--- DATA EXCERPTS ---

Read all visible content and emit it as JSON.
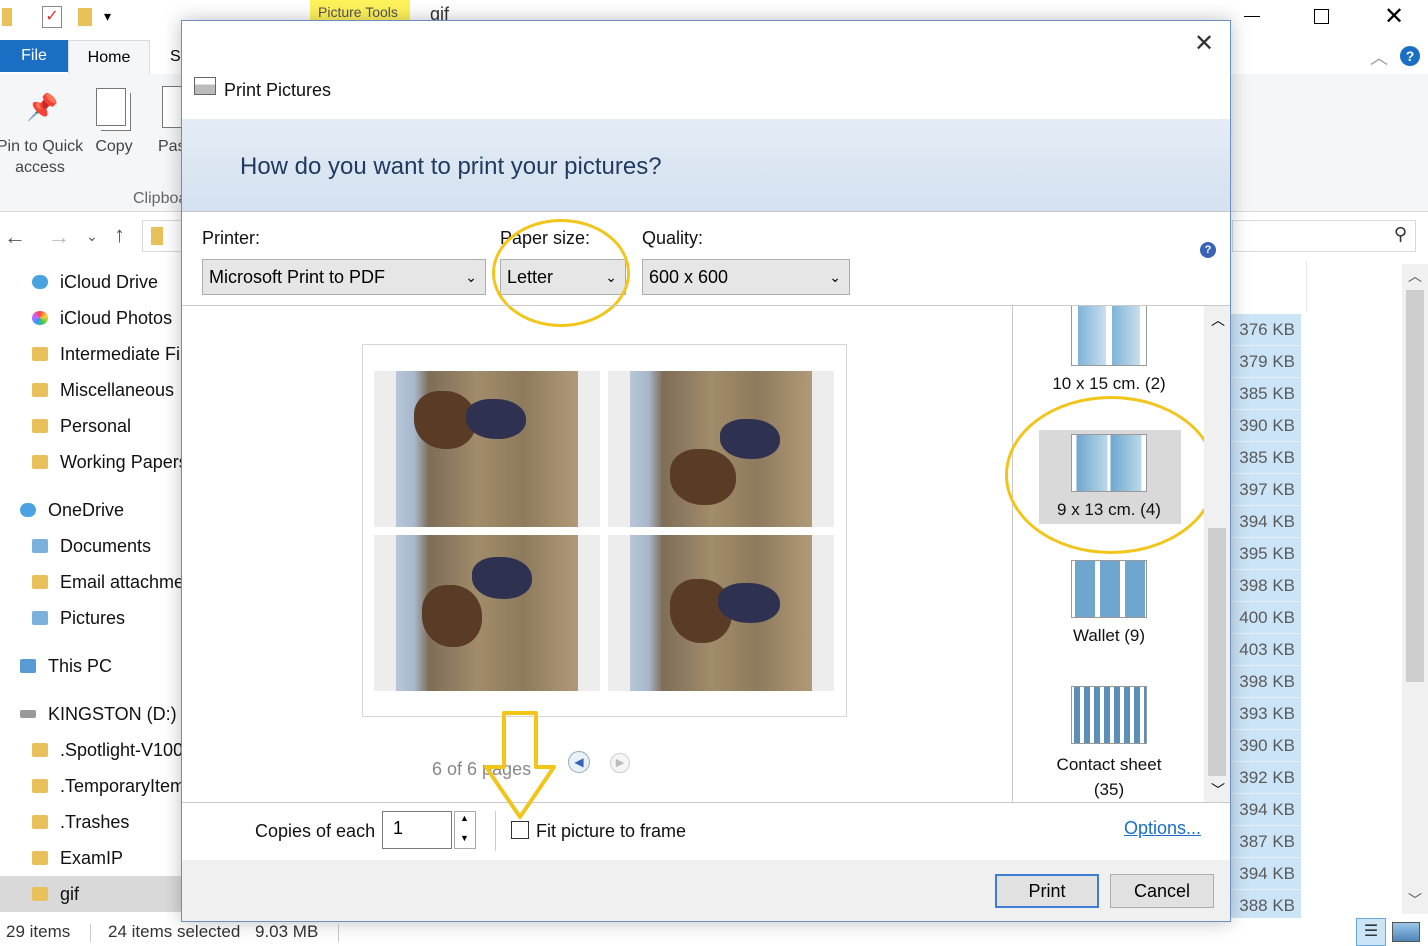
{
  "explorer": {
    "title": "gif",
    "picture_tools_tab": "Picture Tools",
    "tabs": {
      "file": "File",
      "home": "Home",
      "share_partial": "S"
    },
    "ribbon": {
      "pin": "Pin to Quick access",
      "copy": "Copy",
      "paste_partial": "Pas",
      "clipboard_partial": "Clipboa"
    },
    "tree": [
      {
        "label": "iCloud Drive",
        "icon": "icloud-drive-icon"
      },
      {
        "label": "iCloud Photos",
        "icon": "icloud-photos-icon"
      },
      {
        "label": "Intermediate Fi",
        "icon": "folder-icon"
      },
      {
        "label": "Miscellaneous",
        "icon": "folder-icon"
      },
      {
        "label": "Personal",
        "icon": "folder-icon"
      },
      {
        "label": "Working Papers",
        "icon": "folder-icon"
      },
      {
        "label": "OneDrive",
        "icon": "onedrive-icon"
      },
      {
        "label": "Documents",
        "icon": "documents-icon"
      },
      {
        "label": "Email attachme",
        "icon": "folder-icon"
      },
      {
        "label": "Pictures",
        "icon": "pictures-icon"
      },
      {
        "label": "This PC",
        "icon": "pc-icon"
      },
      {
        "label": "KINGSTON (D:)",
        "icon": "drive-icon"
      },
      {
        "label": ".Spotlight-V100",
        "icon": "folder-icon"
      },
      {
        "label": ".TemporaryItem",
        "icon": "folder-icon"
      },
      {
        "label": ".Trashes",
        "icon": "folder-icon"
      },
      {
        "label": "ExamIP",
        "icon": "folder-icon"
      },
      {
        "label": "gif",
        "icon": "folder-icon"
      }
    ],
    "sizes": [
      "376 KB",
      "379 KB",
      "385 KB",
      "390 KB",
      "385 KB",
      "397 KB",
      "394 KB",
      "395 KB",
      "398 KB",
      "400 KB",
      "403 KB",
      "398 KB",
      "393 KB",
      "390 KB",
      "392 KB",
      "394 KB",
      "387 KB",
      "394 KB",
      "388 KB"
    ],
    "status": {
      "items": "29 items",
      "selected": "24 items selected",
      "size": "9.03 MB"
    }
  },
  "dialog": {
    "title": "Print Pictures",
    "question": "How do you want to print your pictures?",
    "printer_label": "Printer:",
    "printer_value": "Microsoft Print to PDF",
    "paper_label": "Paper size:",
    "paper_value": "Letter",
    "quality_label": "Quality:",
    "quality_value": "600 x 600",
    "page_indicator": "6 of 6 pages",
    "layouts": [
      {
        "label": "10 x 15 cm. (2)"
      },
      {
        "label": "9 x 13 cm. (4)",
        "selected": true
      },
      {
        "label": "Wallet (9)"
      },
      {
        "label": "Contact sheet (35)"
      }
    ],
    "copies_label": "Copies of each",
    "copies_value": "1",
    "fit_label": "Fit picture to frame",
    "fit_checked": false,
    "options_link": "Options...",
    "print_button": "Print",
    "cancel_button": "Cancel"
  },
  "colors": {
    "highlight": "#f2c51b",
    "accent": "#1a6fc4"
  }
}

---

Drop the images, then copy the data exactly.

### [ANSWER SECTION]
Read all visible content and emit it as JSON.
{
  "explorer": {
    "title": "gif",
    "picture_tools_tab": "Picture Tools",
    "tabs": {
      "file": "File",
      "home": "Home",
      "share_partial": "S"
    },
    "ribbon": {
      "pin": "Pin to Quick access",
      "copy": "Copy",
      "paste_partial": "Pas",
      "clipboard_partial": "Clipboa"
    },
    "tree": [
      {
        "label": "iCloud Drive",
        "icon": "icloud-drive-icon"
      },
      {
        "label": "iCloud Photos",
        "icon": "icloud-photos-icon"
      },
      {
        "label": "Intermediate Fi",
        "icon": "folder-icon"
      },
      {
        "label": "Miscellaneous",
        "icon": "folder-icon"
      },
      {
        "label": "Personal",
        "icon": "folder-icon"
      },
      {
        "label": "Working Papers",
        "icon": "folder-icon"
      },
      {
        "label": "OneDrive",
        "icon": "onedrive-icon"
      },
      {
        "label": "Documents",
        "icon": "documents-icon"
      },
      {
        "label": "Email attachme",
        "icon": "folder-icon"
      },
      {
        "label": "Pictures",
        "icon": "pictures-icon"
      },
      {
        "label": "This PC",
        "icon": "pc-icon"
      },
      {
        "label": "KINGSTON (D:)",
        "icon": "drive-icon"
      },
      {
        "label": ".Spotlight-V100",
        "icon": "folder-icon"
      },
      {
        "label": ".TemporaryItem",
        "icon": "folder-icon"
      },
      {
        "label": ".Trashes",
        "icon": "folder-icon"
      },
      {
        "label": "ExamIP",
        "icon": "folder-icon"
      },
      {
        "label": "gif",
        "icon": "folder-icon"
      }
    ],
    "sizes": [
      "376 KB",
      "379 KB",
      "385 KB",
      "390 KB",
      "385 KB",
      "397 KB",
      "394 KB",
      "395 KB",
      "398 KB",
      "400 KB",
      "403 KB",
      "398 KB",
      "393 KB",
      "390 KB",
      "392 KB",
      "394 KB",
      "387 KB",
      "394 KB",
      "388 KB"
    ],
    "status": {
      "items": "29 items",
      "selected": "24 items selected",
      "size": "9.03 MB"
    }
  },
  "dialog": {
    "title": "Print Pictures",
    "question": "How do you want to print your pictures?",
    "printer_label": "Printer:",
    "printer_value": "Microsoft Print to PDF",
    "paper_label": "Paper size:",
    "paper_value": "Letter",
    "quality_label": "Quality:",
    "quality_value": "600 x 600",
    "page_indicator": "6 of 6 pages",
    "layouts": [
      {
        "label": "10 x 15 cm. (2)"
      },
      {
        "label": "9 x 13 cm. (4)",
        "selected": true
      },
      {
        "label": "Wallet (9)"
      },
      {
        "label": "Contact sheet (35)"
      }
    ],
    "copies_label": "Copies of each",
    "copies_value": "1",
    "fit_label": "Fit picture to frame",
    "fit_checked": false,
    "options_link": "Options...",
    "print_button": "Print",
    "cancel_button": "Cancel"
  },
  "colors": {
    "highlight": "#f2c51b",
    "accent": "#1a6fc4"
  }
}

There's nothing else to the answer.